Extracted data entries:

——

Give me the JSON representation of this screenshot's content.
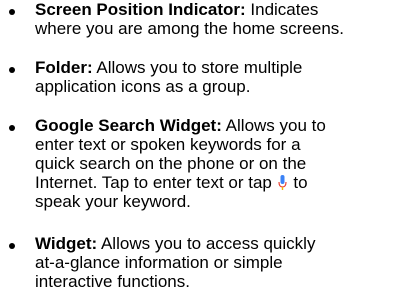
{
  "items": [
    {
      "term": "Screen Position Indicator:",
      "line1_rest": "Indicates",
      "line2": "where you are among the home screens."
    },
    {
      "term": "Folder:",
      "line1_rest": "Allows you to store multiple",
      "line2": "application icons as a group."
    },
    {
      "term": "Google Search Widget:",
      "line1_rest": "Allows you to",
      "line2": "enter text or spoken keywords for a",
      "line3": "quick search on the phone or on the",
      "line4": "Internet. Tap to enter text or tap",
      "line5_after_icon": "to",
      "line6": "speak your keyword."
    },
    {
      "term": "Widget:",
      "line1_rest": "Allows you to access quickly",
      "line2": "at-a-glance information or simple",
      "line3": "interactive functions."
    }
  ],
  "icons": {
    "mic": "microphone-icon",
    "mic_color": "#3b82f6",
    "mic_accent": "#ea4335"
  }
}
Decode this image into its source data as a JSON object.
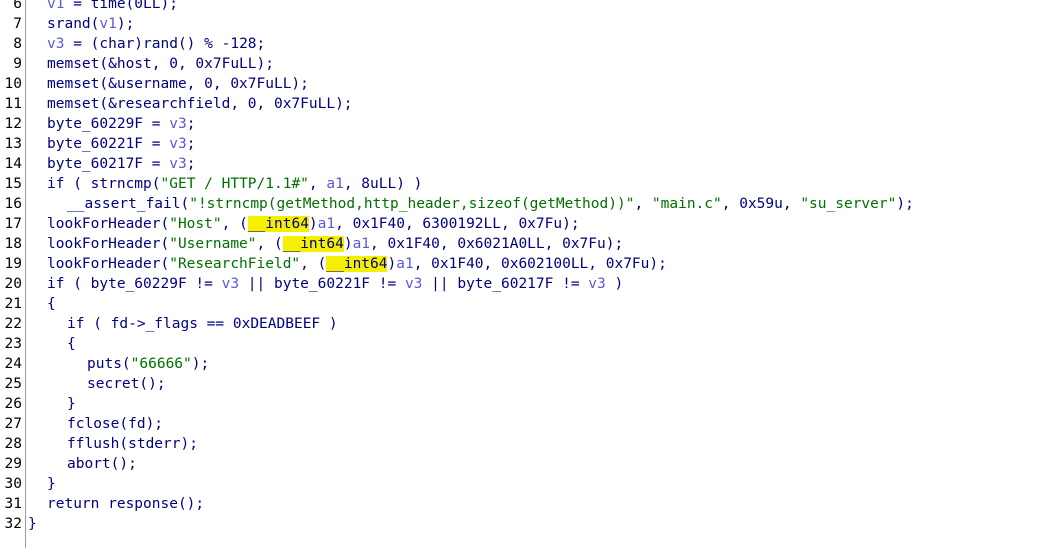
{
  "colors": {
    "keyword": "#000080",
    "variable": "#5a5ad8",
    "string": "#007000",
    "highlight": "#f5f000",
    "line_number": "#000000",
    "background": "#ffffff"
  },
  "lines": [
    {
      "num": "6",
      "indent": 1,
      "tokens": [
        {
          "t": "v1",
          "k": "var"
        },
        {
          "t": " = time(0LL);",
          "k": "kw"
        }
      ]
    },
    {
      "num": "7",
      "indent": 1,
      "tokens": [
        {
          "t": "srand(",
          "k": "kw"
        },
        {
          "t": "v1",
          "k": "var"
        },
        {
          "t": ");",
          "k": "kw"
        }
      ]
    },
    {
      "num": "8",
      "indent": 1,
      "tokens": [
        {
          "t": "v3",
          "k": "var"
        },
        {
          "t": " = (char)rand() % -128;",
          "k": "kw"
        }
      ]
    },
    {
      "num": "9",
      "indent": 1,
      "tokens": [
        {
          "t": "memset(&host, 0, 0x7FuLL);",
          "k": "kw"
        }
      ]
    },
    {
      "num": "10",
      "indent": 1,
      "tokens": [
        {
          "t": "memset(&username, 0, 0x7FuLL);",
          "k": "kw"
        }
      ]
    },
    {
      "num": "11",
      "indent": 1,
      "tokens": [
        {
          "t": "memset(&researchfield, 0, 0x7FuLL);",
          "k": "kw"
        }
      ]
    },
    {
      "num": "12",
      "indent": 1,
      "tokens": [
        {
          "t": "byte_60229F = ",
          "k": "kw"
        },
        {
          "t": "v3",
          "k": "var"
        },
        {
          "t": ";",
          "k": "kw"
        }
      ]
    },
    {
      "num": "13",
      "indent": 1,
      "tokens": [
        {
          "t": "byte_60221F = ",
          "k": "kw"
        },
        {
          "t": "v3",
          "k": "var"
        },
        {
          "t": ";",
          "k": "kw"
        }
      ]
    },
    {
      "num": "14",
      "indent": 1,
      "tokens": [
        {
          "t": "byte_60217F = ",
          "k": "kw"
        },
        {
          "t": "v3",
          "k": "var"
        },
        {
          "t": ";",
          "k": "kw"
        }
      ]
    },
    {
      "num": "15",
      "indent": 1,
      "tokens": [
        {
          "t": "if ( strncmp(",
          "k": "kw"
        },
        {
          "t": "\"GET / HTTP/1.1#\"",
          "k": "str"
        },
        {
          "t": ", ",
          "k": "kw"
        },
        {
          "t": "a1",
          "k": "var"
        },
        {
          "t": ", 8uLL) )",
          "k": "kw"
        }
      ]
    },
    {
      "num": "16",
      "indent": 2,
      "tokens": [
        {
          "t": "__assert_fail(",
          "k": "kw"
        },
        {
          "t": "\"!strncmp(getMethod,http_header,sizeof(getMethod))\"",
          "k": "str"
        },
        {
          "t": ", ",
          "k": "kw"
        },
        {
          "t": "\"main.c\"",
          "k": "str"
        },
        {
          "t": ", 0x59u, ",
          "k": "kw"
        },
        {
          "t": "\"su_server\"",
          "k": "str"
        },
        {
          "t": ");",
          "k": "kw"
        }
      ]
    },
    {
      "num": "17",
      "indent": 1,
      "tokens": [
        {
          "t": "lookForHeader(",
          "k": "kw"
        },
        {
          "t": "\"Host\"",
          "k": "str"
        },
        {
          "t": ", (",
          "k": "kw"
        },
        {
          "t": "__int64",
          "k": "hl"
        },
        {
          "t": ")",
          "k": "kw"
        },
        {
          "t": "a1",
          "k": "var"
        },
        {
          "t": ", 0x1F40, 6300192LL, 0x7Fu);",
          "k": "kw"
        }
      ]
    },
    {
      "num": "18",
      "indent": 1,
      "tokens": [
        {
          "t": "lookForHeader(",
          "k": "kw"
        },
        {
          "t": "\"Username\"",
          "k": "str"
        },
        {
          "t": ", (",
          "k": "kw"
        },
        {
          "t": "__int64",
          "k": "hl"
        },
        {
          "t": ")",
          "k": "kw"
        },
        {
          "t": "a1",
          "k": "var"
        },
        {
          "t": ", 0x1F40, 0x6021A0LL, 0x7Fu);",
          "k": "kw"
        }
      ]
    },
    {
      "num": "19",
      "indent": 1,
      "tokens": [
        {
          "t": "lookForHeader(",
          "k": "kw"
        },
        {
          "t": "\"ResearchField\"",
          "k": "str"
        },
        {
          "t": ", (",
          "k": "kw"
        },
        {
          "t": "__int64",
          "k": "hl"
        },
        {
          "t": ")",
          "k": "kw"
        },
        {
          "t": "a1",
          "k": "var"
        },
        {
          "t": ", 0x1F40, 0x602100LL, 0x7Fu);",
          "k": "kw"
        }
      ]
    },
    {
      "num": "20",
      "indent": 1,
      "tokens": [
        {
          "t": "if ( byte_60229F != ",
          "k": "kw"
        },
        {
          "t": "v3",
          "k": "var"
        },
        {
          "t": " || byte_60221F != ",
          "k": "kw"
        },
        {
          "t": "v3",
          "k": "var"
        },
        {
          "t": " || byte_60217F != ",
          "k": "kw"
        },
        {
          "t": "v3",
          "k": "var"
        },
        {
          "t": " )",
          "k": "kw"
        }
      ]
    },
    {
      "num": "21",
      "indent": 1,
      "tokens": [
        {
          "t": "{",
          "k": "kw"
        }
      ]
    },
    {
      "num": "22",
      "indent": 2,
      "tokens": [
        {
          "t": "if ( fd->_flags == 0xDEADBEEF )",
          "k": "kw"
        }
      ]
    },
    {
      "num": "23",
      "indent": 2,
      "tokens": [
        {
          "t": "{",
          "k": "kw"
        }
      ]
    },
    {
      "num": "24",
      "indent": 3,
      "tokens": [
        {
          "t": "puts(",
          "k": "kw"
        },
        {
          "t": "\"66666\"",
          "k": "str"
        },
        {
          "t": ");",
          "k": "kw"
        }
      ]
    },
    {
      "num": "25",
      "indent": 3,
      "tokens": [
        {
          "t": "secret();",
          "k": "kw"
        }
      ]
    },
    {
      "num": "26",
      "indent": 2,
      "tokens": [
        {
          "t": "}",
          "k": "kw"
        }
      ]
    },
    {
      "num": "27",
      "indent": 2,
      "tokens": [
        {
          "t": "fclose(fd);",
          "k": "kw"
        }
      ]
    },
    {
      "num": "28",
      "indent": 2,
      "tokens": [
        {
          "t": "fflush(stderr);",
          "k": "kw"
        }
      ]
    },
    {
      "num": "29",
      "indent": 2,
      "tokens": [
        {
          "t": "abort();",
          "k": "kw"
        }
      ]
    },
    {
      "num": "30",
      "indent": 1,
      "tokens": [
        {
          "t": "}",
          "k": "kw"
        }
      ]
    },
    {
      "num": "31",
      "indent": 1,
      "tokens": [
        {
          "t": "return response();",
          "k": "kw"
        }
      ]
    },
    {
      "num": "32",
      "indent": 0,
      "tokens": [
        {
          "t": "}",
          "k": "kw"
        }
      ]
    }
  ]
}
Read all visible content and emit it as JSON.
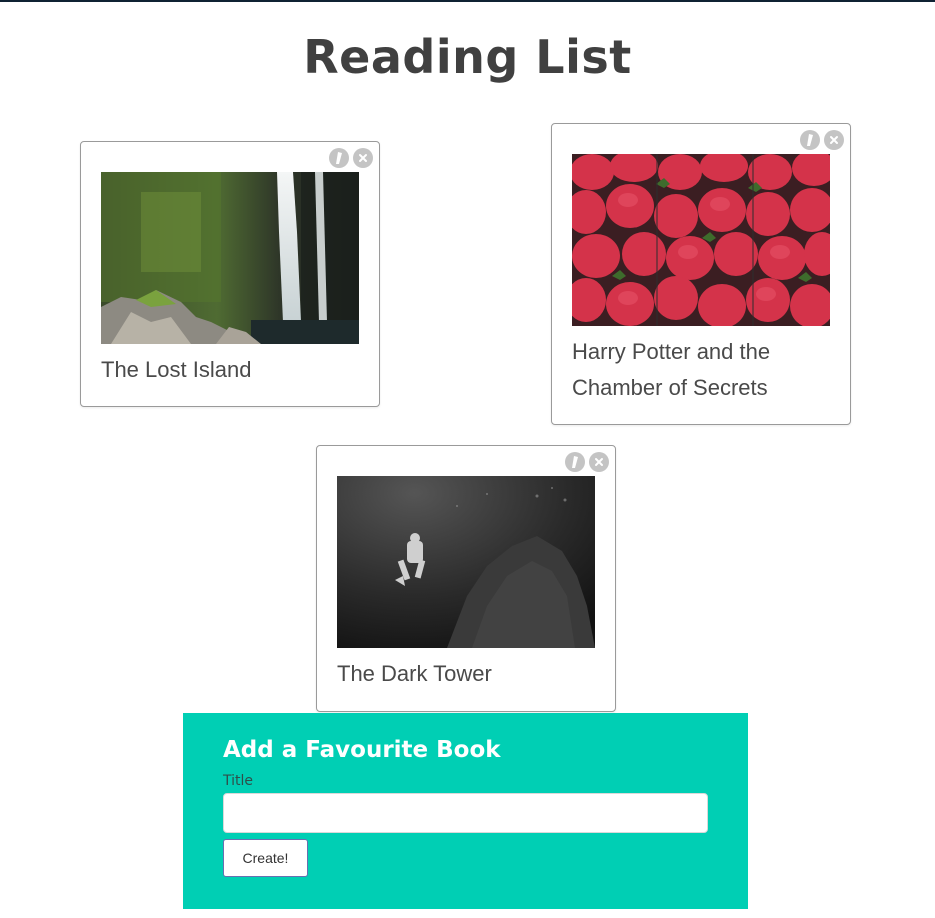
{
  "page": {
    "title": "Reading List"
  },
  "books": [
    {
      "title": "The Lost Island",
      "image": "waterfall-photo"
    },
    {
      "title": "Harry Potter and the Chamber of Secrets",
      "image": "strawberries-photo"
    },
    {
      "title": "The Dark Tower",
      "image": "diver-photo"
    }
  ],
  "card_actions": {
    "edit_icon": "pencil-icon",
    "delete_icon": "close-icon"
  },
  "form": {
    "heading": "Add a Favourite Book",
    "title_label": "Title",
    "title_value": "",
    "title_placeholder": "",
    "submit_label": "Create!"
  },
  "colors": {
    "form_background": "#00cfb4",
    "title_text": "#404040",
    "action_icon": "#c4c4c4"
  }
}
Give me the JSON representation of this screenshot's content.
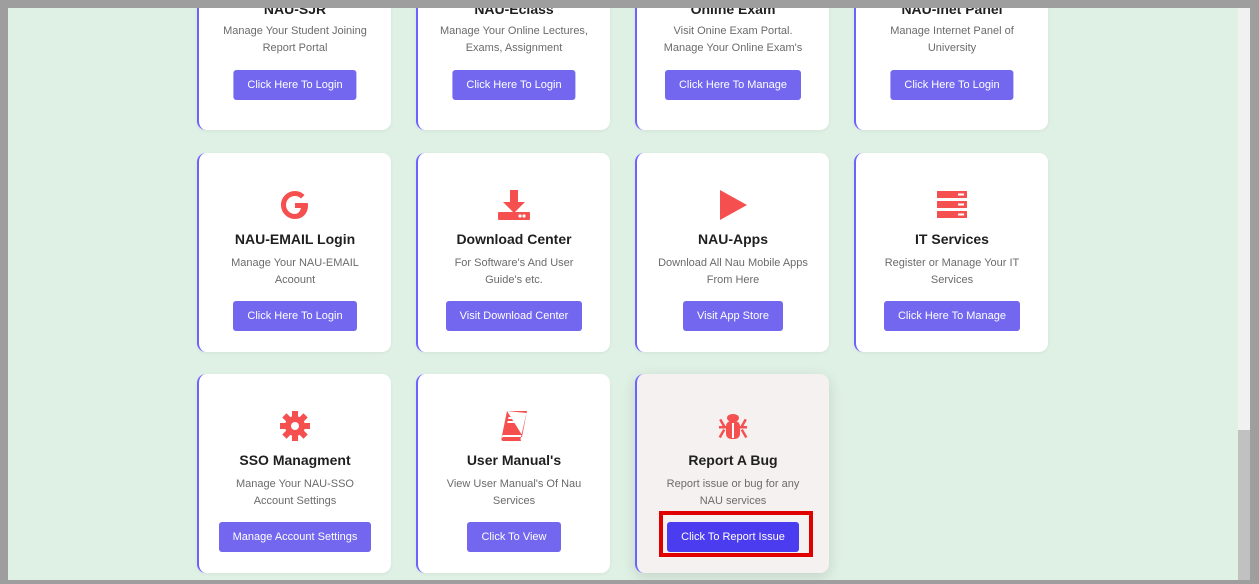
{
  "cards": [
    {
      "title": "NAU-SJR",
      "desc": "Manage Your Student Joining Report Portal",
      "button": "Click Here To Login",
      "icon": "none"
    },
    {
      "title": "NAU-Eclass",
      "desc": "Manage Your Online Lectures, Exams, Assignment",
      "button": "Click Here To Login",
      "icon": "none"
    },
    {
      "title": "Online Exam",
      "desc": "Visit Onine Exam Portal. Manage Your Online Exam's",
      "button": "Click Here To Manage",
      "icon": "none"
    },
    {
      "title": "NAU-Inet Panel",
      "desc": "Manage Internet Panel of University",
      "button": "Click Here To Login",
      "icon": "none"
    },
    {
      "title": "NAU-EMAIL Login",
      "desc": "Manage Your NAU-EMAIL Acoount",
      "button": "Click Here To Login",
      "icon": "google-icon"
    },
    {
      "title": "Download Center",
      "desc": "For Software's And User Guide's etc.",
      "button": "Visit Download Center",
      "icon": "download-icon"
    },
    {
      "title": "NAU-Apps",
      "desc": "Download All Nau Mobile Apps From Here",
      "button": "Visit App Store",
      "icon": "play-icon"
    },
    {
      "title": "IT Services",
      "desc": "Register or Manage Your IT Services",
      "button": "Click Here To Manage",
      "icon": "server-icon"
    },
    {
      "title": "SSO Managment",
      "desc": "Manage Your NAU-SSO Account Settings",
      "button": "Manage Account Settings",
      "icon": "gear-icon"
    },
    {
      "title": "User Manual's",
      "desc": "View User Manual's Of Nau Services",
      "button": "Click To View",
      "icon": "book-icon"
    },
    {
      "title": "Report A Bug",
      "desc": "Report issue or bug for any NAU services",
      "button": "Click To Report Issue",
      "icon": "bug-icon"
    }
  ],
  "colors": {
    "accent": "#7367f0",
    "icon": "#f5504f",
    "highlight": "#e00000",
    "background": "#dff0e4"
  }
}
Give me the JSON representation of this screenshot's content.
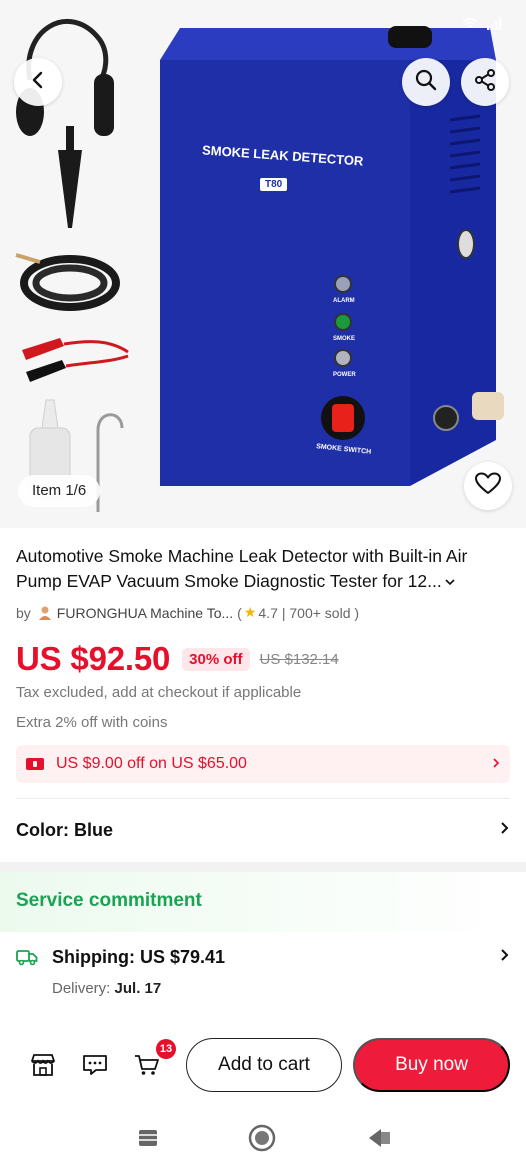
{
  "hero": {
    "device_label": "SMOKE LEAK DETECTOR",
    "device_model": "T80",
    "indicator_labels": [
      "ALARM",
      "SMOKE",
      "POWER"
    ],
    "switch_label": "SMOKE SWITCH",
    "item_counter": "Item 1/6"
  },
  "product": {
    "title": "Automotive Smoke Machine Leak Detector with Built-in Air Pump EVAP Vacuum Smoke Diagnostic Tester for 12...",
    "store_prefix": "by",
    "store_name": "FURONGHUA Machine To...",
    "rating_prefix": "(",
    "rating": "4.7",
    "sold": "| 700+ sold )",
    "price": "US $92.50",
    "discount": "30% off",
    "original_price": "US $132.14",
    "tax_note": "Tax excluded, add at checkout if applicable",
    "coins_note": "Extra 2% off with coins",
    "coupon": "US $9.00 off on US $65.00",
    "color_label": "Color: Blue"
  },
  "service": {
    "title": "Service commitment",
    "shipping": "Shipping: US $79.41",
    "delivery_label": "Delivery:",
    "delivery_date": "Jul. 17"
  },
  "action_bar": {
    "cart_count": "13",
    "add_to_cart": "Add to cart",
    "buy_now": "Buy now"
  },
  "colors": {
    "accent": "#e4102c",
    "buy_button": "#ee1b3a",
    "service_green": "#1aa352",
    "device_blue": "#1e2fa8"
  }
}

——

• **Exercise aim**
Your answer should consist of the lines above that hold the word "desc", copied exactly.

• **Solution to this task**
      "desc": "Manage Your Student Joining Report Portal",
      "desc": "Manage Your Online Lectures, Exams, Assignment",
      "desc": "Visit Onine Exam Portal. Manage Your Online Exam's",
      "desc": "Manage Internet Panel of University",
      "desc": "Manage Your NAU-EMAIL Acoount",
      "desc": "For Software's And User Guide's etc.",
      "desc": "Download All Nau Mobile Apps From Here",
      "desc": "Register or Manage Your IT Services",
      "desc": "Manage Your NAU-SSO Account Settings",
      "desc": "View User Manual's Of Nau Services",
      "desc": "Report issue or bug for any NAU services",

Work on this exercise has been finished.